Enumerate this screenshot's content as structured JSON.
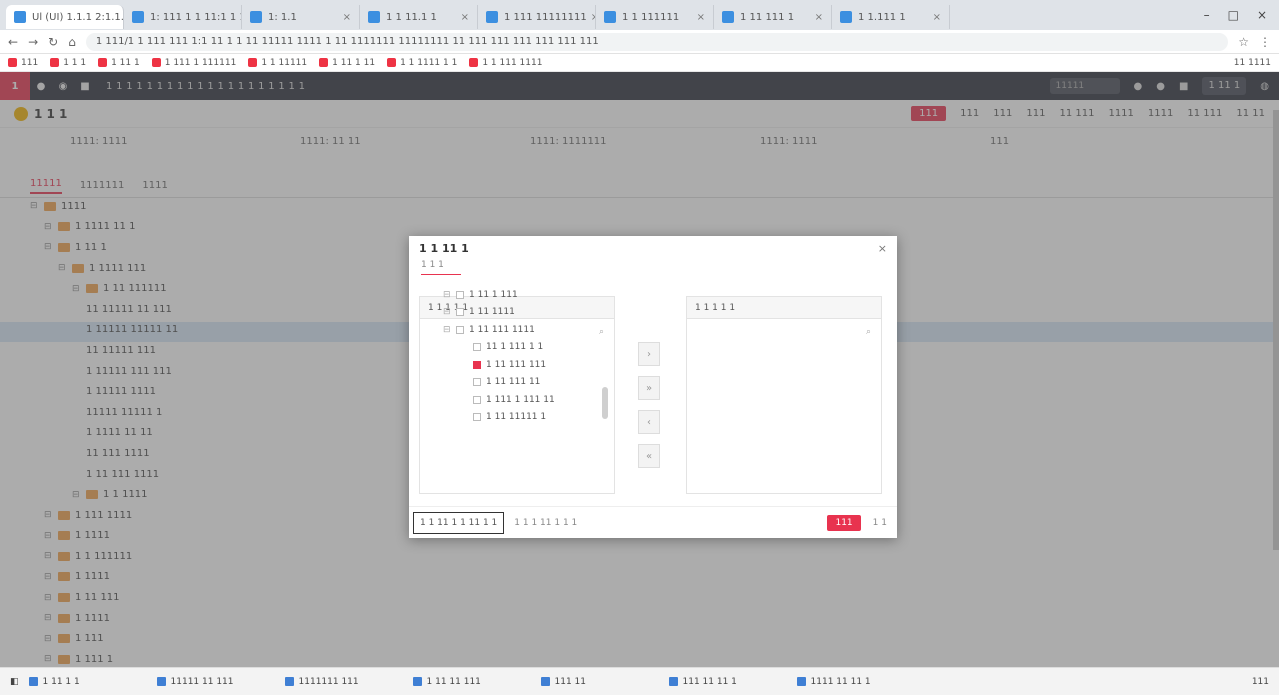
{
  "browser": {
    "tabs": [
      {
        "label": "Ul (UI) 1.1.1 2:1.1.1"
      },
      {
        "label": "1: 111 1 1 11:1 1 1"
      },
      {
        "label": "1: 1.1"
      },
      {
        "label": "1 1 11.1 1"
      },
      {
        "label": "1 111 11111111"
      },
      {
        "label": "1 1 111111"
      },
      {
        "label": "1 11 111 1"
      },
      {
        "label": "1 1.111 1"
      }
    ],
    "url": "1 111/1 1 111 111 1:1 11 1 1 11 11111 1111 1 11 1111111 11111111 11 111 111 111 111 111 111",
    "bookmarks": [
      "111",
      "1 1 1",
      "1 11 1",
      "1 111 1 111111",
      "1 1 11111",
      "1 11 1 11",
      "1 1 1111 1 1",
      "1 1 111 1111"
    ],
    "bookmarks_right": "11 1111"
  },
  "app": {
    "logo": "1",
    "breadcrumb": "1 1 1 1 1 1 1 1 1 1 1 1 1 1 1 1 1 1 1 1",
    "search_placeholder": "11111",
    "user": "1 11 1"
  },
  "page": {
    "title": "1 1 1",
    "toolbar_buttons": [
      "111",
      "111",
      "111",
      "11 111",
      "1111",
      "1111",
      "11 111",
      "11 11"
    ],
    "primary_button": "111",
    "form": [
      "1111: 1111",
      "1111: 11 11",
      "1111: 1111111",
      "1111: 1111"
    ],
    "form_extra": "111",
    "subtabs": [
      "11111",
      "1111111",
      "1111"
    ],
    "tree": [
      {
        "label": "1111",
        "level": 0
      },
      {
        "label": "1 1111 11 1",
        "level": 1
      },
      {
        "label": "1 11 1",
        "level": 1
      },
      {
        "label": "1 1111 111",
        "level": 2
      },
      {
        "label": "1 11 111111",
        "level": 3
      },
      {
        "label": "11 11111 11 111",
        "level": 4
      },
      {
        "label": "1 11111 11111 11",
        "level": 4
      },
      {
        "label": "11 11111 111",
        "level": 4
      },
      {
        "label": "1 11111 111 111",
        "level": 4
      },
      {
        "label": "1 11111 1111",
        "level": 4
      },
      {
        "label": "11111 11111 1",
        "level": 4
      },
      {
        "label": "1 1111 11 11",
        "level": 4
      },
      {
        "label": "11 111 1111",
        "level": 4
      },
      {
        "label": "1 11 111 1111",
        "level": 4
      },
      {
        "label": "1 1 1111",
        "level": 3
      },
      {
        "label": "1 111 1111",
        "level": 1
      },
      {
        "label": "1 1111",
        "level": 1
      },
      {
        "label": "1 1 111111",
        "level": 1
      },
      {
        "label": "1 1111",
        "level": 1
      },
      {
        "label": "1 11 111",
        "level": 1
      },
      {
        "label": "1 1111",
        "level": 1
      },
      {
        "label": "1 111",
        "level": 1
      },
      {
        "label": "1 111 1",
        "level": 1
      }
    ]
  },
  "dialog": {
    "title": "1 1 11 1",
    "tab": "1 1 1",
    "left_panel_header": "1 1 1 1 1",
    "right_panel_header": "1 1 1 1 1",
    "tree": [
      {
        "label": "1 11 1 111",
        "checked": false,
        "child": false
      },
      {
        "label": "1 11 1111",
        "checked": false,
        "child": false
      },
      {
        "label": "1 11 111 1111",
        "checked": false,
        "child": false
      },
      {
        "label": "11 1 111 1 1",
        "checked": false,
        "child": true
      },
      {
        "label": "1 11 111 111",
        "checked": true,
        "child": true
      },
      {
        "label": "1 11 111 11",
        "checked": false,
        "child": true
      },
      {
        "label": "1 111 1 111 11",
        "checked": false,
        "child": true
      },
      {
        "label": "1 11 11111 1",
        "checked": false,
        "child": true
      }
    ],
    "footer_option_1": "1 1 11 1 1 11 1 1",
    "footer_option_2": "1 1 1 11 1 1 1",
    "ok_label": "111",
    "cancel_label": "1 1"
  },
  "taskbar": {
    "items": [
      "1 11 1 1",
      "11111 11 111",
      "1111111 111",
      "1 11 11 111",
      "111 11",
      "111 11 11 1",
      "1111 11 11 1"
    ],
    "clock": "111"
  },
  "colors": {
    "accent": "#e8334f",
    "header_bg": "#2b2f3a"
  }
}
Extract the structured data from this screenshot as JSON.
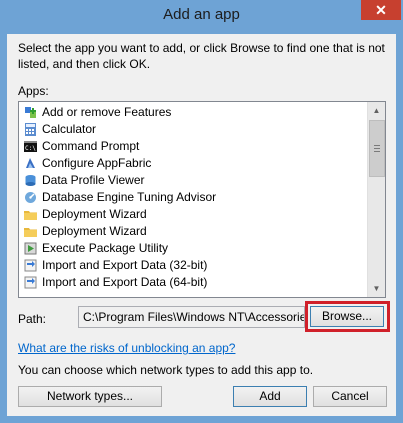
{
  "window": {
    "title": "Add an app",
    "close_glyph": "✕"
  },
  "description": "Select the app you want to add, or click Browse to find one that is not listed, and then click OK.",
  "apps_label": "Apps:",
  "apps": [
    {
      "label": "Add or remove Features",
      "icon": "features-icon"
    },
    {
      "label": "Calculator",
      "icon": "calculator-icon"
    },
    {
      "label": "Command Prompt",
      "icon": "command-prompt-icon"
    },
    {
      "label": "Configure AppFabric",
      "icon": "appfabric-icon"
    },
    {
      "label": "Data Profile Viewer",
      "icon": "data-profile-icon"
    },
    {
      "label": "Database Engine Tuning Advisor",
      "icon": "tuning-advisor-icon"
    },
    {
      "label": "Deployment Wizard",
      "icon": "deployment-wizard-icon"
    },
    {
      "label": "Deployment Wizard",
      "icon": "deployment-wizard-icon"
    },
    {
      "label": "Execute Package Utility",
      "icon": "execute-package-icon"
    },
    {
      "label": "Import and Export Data (32-bit)",
      "icon": "import-export-icon"
    },
    {
      "label": "Import and Export Data (64-bit)",
      "icon": "import-export-icon"
    }
  ],
  "path": {
    "label": "Path:",
    "value": "C:\\Program Files\\Windows NT\\Accessories\\wordpad.exe"
  },
  "browse_label": "Browse...",
  "risk_link": "What are the risks of unblocking an app?",
  "network_text": "You can choose which network types to add this app to.",
  "buttons": {
    "network_types": "Network types...",
    "add": "Add",
    "cancel": "Cancel"
  },
  "colors": {
    "title_bar": "#6ea3d5",
    "close": "#c7402f",
    "highlight": "#d0202a",
    "link": "#0066cc"
  }
}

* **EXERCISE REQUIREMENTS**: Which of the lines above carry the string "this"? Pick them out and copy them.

* **TASK OUTPUT**:
Enumerate this screenshot's content as structured JSON.
Extract the structured data from this screenshot as JSON.
  "network_text": "You can choose which network types to add this app to.",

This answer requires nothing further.